[Opening DATA EXTRACT section]

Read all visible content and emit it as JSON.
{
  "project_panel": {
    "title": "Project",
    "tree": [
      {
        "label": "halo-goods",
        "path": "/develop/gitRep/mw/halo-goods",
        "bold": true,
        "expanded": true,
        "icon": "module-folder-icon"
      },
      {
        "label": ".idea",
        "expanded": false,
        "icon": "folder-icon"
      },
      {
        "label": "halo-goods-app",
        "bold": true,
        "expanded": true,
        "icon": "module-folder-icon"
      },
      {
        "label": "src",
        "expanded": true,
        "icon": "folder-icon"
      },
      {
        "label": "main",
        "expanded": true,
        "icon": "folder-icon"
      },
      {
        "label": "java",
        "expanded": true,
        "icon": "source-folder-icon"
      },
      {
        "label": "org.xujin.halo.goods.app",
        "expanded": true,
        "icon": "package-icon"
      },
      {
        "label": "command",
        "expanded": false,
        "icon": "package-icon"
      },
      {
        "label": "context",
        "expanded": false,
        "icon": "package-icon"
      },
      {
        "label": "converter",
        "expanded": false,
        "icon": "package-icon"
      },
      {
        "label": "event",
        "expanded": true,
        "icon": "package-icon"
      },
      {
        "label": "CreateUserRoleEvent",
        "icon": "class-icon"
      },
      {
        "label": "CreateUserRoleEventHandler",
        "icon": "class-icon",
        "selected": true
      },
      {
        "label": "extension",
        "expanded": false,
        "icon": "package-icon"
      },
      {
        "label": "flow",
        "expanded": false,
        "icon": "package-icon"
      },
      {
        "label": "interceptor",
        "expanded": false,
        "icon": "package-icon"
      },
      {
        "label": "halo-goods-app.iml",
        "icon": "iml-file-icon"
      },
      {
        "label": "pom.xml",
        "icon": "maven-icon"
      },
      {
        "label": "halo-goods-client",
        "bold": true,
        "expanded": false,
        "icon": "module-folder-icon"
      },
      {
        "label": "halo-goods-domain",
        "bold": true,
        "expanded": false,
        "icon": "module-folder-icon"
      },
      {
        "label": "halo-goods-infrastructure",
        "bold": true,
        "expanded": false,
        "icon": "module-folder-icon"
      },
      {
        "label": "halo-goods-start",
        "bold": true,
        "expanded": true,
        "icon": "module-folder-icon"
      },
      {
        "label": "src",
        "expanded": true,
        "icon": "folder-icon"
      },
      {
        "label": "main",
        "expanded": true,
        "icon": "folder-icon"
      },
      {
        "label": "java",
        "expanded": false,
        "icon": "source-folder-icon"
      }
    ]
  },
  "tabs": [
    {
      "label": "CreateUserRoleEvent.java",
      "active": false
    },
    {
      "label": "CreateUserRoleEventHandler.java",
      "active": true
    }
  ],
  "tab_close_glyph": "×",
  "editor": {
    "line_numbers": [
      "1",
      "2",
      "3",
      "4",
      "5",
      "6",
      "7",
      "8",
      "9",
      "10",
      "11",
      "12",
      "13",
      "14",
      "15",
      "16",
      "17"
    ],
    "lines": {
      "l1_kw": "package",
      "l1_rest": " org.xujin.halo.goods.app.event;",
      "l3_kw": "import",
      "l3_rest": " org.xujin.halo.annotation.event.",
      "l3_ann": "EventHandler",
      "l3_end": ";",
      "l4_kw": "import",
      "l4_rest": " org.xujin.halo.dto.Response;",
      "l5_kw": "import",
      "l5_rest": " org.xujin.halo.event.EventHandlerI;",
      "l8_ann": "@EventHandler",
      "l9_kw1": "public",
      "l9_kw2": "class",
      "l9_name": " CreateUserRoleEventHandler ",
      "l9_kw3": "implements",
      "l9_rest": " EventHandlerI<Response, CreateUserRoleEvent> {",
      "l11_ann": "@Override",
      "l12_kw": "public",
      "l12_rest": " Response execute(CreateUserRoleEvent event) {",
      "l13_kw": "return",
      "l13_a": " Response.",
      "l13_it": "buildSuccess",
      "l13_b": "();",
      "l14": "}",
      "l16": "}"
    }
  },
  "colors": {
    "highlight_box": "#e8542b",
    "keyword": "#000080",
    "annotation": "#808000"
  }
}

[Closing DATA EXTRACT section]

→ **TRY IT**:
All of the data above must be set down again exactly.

→ **ANSWER BELOW**:
Read all visible content and emit it as JSON.
{
  "project_panel": {
    "title": "Project",
    "tree": [
      {
        "label": "halo-goods",
        "path": "/develop/gitRep/mw/halo-goods",
        "bold": true,
        "expanded": true,
        "icon": "module-folder-icon"
      },
      {
        "label": ".idea",
        "expanded": false,
        "icon": "folder-icon"
      },
      {
        "label": "halo-goods-app",
        "bold": true,
        "expanded": true,
        "icon": "module-folder-icon"
      },
      {
        "label": "src",
        "expanded": true,
        "icon": "folder-icon"
      },
      {
        "label": "main",
        "expanded": true,
        "icon": "folder-icon"
      },
      {
        "label": "java",
        "expanded": true,
        "icon": "source-folder-icon"
      },
      {
        "label": "org.xujin.halo.goods.app",
        "expanded": true,
        "icon": "package-icon"
      },
      {
        "label": "command",
        "expanded": false,
        "icon": "package-icon"
      },
      {
        "label": "context",
        "expanded": false,
        "icon": "package-icon"
      },
      {
        "label": "converter",
        "expanded": false,
        "icon": "package-icon"
      },
      {
        "label": "event",
        "expanded": true,
        "icon": "package-icon"
      },
      {
        "label": "CreateUserRoleEvent",
        "icon": "class-icon"
      },
      {
        "label": "CreateUserRoleEventHandler",
        "icon": "class-icon",
        "selected": true
      },
      {
        "label": "extension",
        "expanded": false,
        "icon": "package-icon"
      },
      {
        "label": "flow",
        "expanded": false,
        "icon": "package-icon"
      },
      {
        "label": "interceptor",
        "expanded": false,
        "icon": "package-icon"
      },
      {
        "label": "halo-goods-app.iml",
        "icon": "iml-file-icon"
      },
      {
        "label": "pom.xml",
        "icon": "maven-icon"
      },
      {
        "label": "halo-goods-client",
        "bold": true,
        "expanded": false,
        "icon": "module-folder-icon"
      },
      {
        "label": "halo-goods-domain",
        "bold": true,
        "expanded": false,
        "icon": "module-folder-icon"
      },
      {
        "label": "halo-goods-infrastructure",
        "bold": true,
        "expanded": false,
        "icon": "module-folder-icon"
      },
      {
        "label": "halo-goods-start",
        "bold": true,
        "expanded": true,
        "icon": "module-folder-icon"
      },
      {
        "label": "src",
        "expanded": true,
        "icon": "folder-icon"
      },
      {
        "label": "main",
        "expanded": true,
        "icon": "folder-icon"
      },
      {
        "label": "java",
        "expanded": false,
        "icon": "source-folder-icon"
      }
    ]
  },
  "tabs": [
    {
      "label": "CreateUserRoleEvent.java",
      "active": false
    },
    {
      "label": "CreateUserRoleEventHandler.java",
      "active": true
    }
  ],
  "tab_close_glyph": "×",
  "editor": {
    "line_numbers": [
      "1",
      "2",
      "3",
      "4",
      "5",
      "6",
      "7",
      "8",
      "9",
      "10",
      "11",
      "12",
      "13",
      "14",
      "15",
      "16",
      "17"
    ],
    "lines": {
      "l1_kw": "package",
      "l1_rest": " org.xujin.halo.goods.app.event;",
      "l3_kw": "import",
      "l3_rest": " org.xujin.halo.annotation.event.",
      "l3_ann": "EventHandler",
      "l3_end": ";",
      "l4_kw": "import",
      "l4_rest": " org.xujin.halo.dto.Response;",
      "l5_kw": "import",
      "l5_rest": " org.xujin.halo.event.EventHandlerI;",
      "l8_ann": "@EventHandler",
      "l9_kw1": "public",
      "l9_kw2": "class",
      "l9_name": " CreateUserRoleEventHandler ",
      "l9_kw3": "implements",
      "l9_rest": " EventHandlerI<Response, CreateUserRoleEvent> {",
      "l11_ann": "@Override",
      "l12_kw": "public",
      "l12_rest": " Response execute(CreateUserRoleEvent event) {",
      "l13_kw": "return",
      "l13_a": " Response.",
      "l13_it": "buildSuccess",
      "l13_b": "();",
      "l14": "}",
      "l16": "}"
    }
  },
  "colors": {
    "highlight_box": "#e8542b",
    "keyword": "#000080",
    "annotation": "#808000"
  }
}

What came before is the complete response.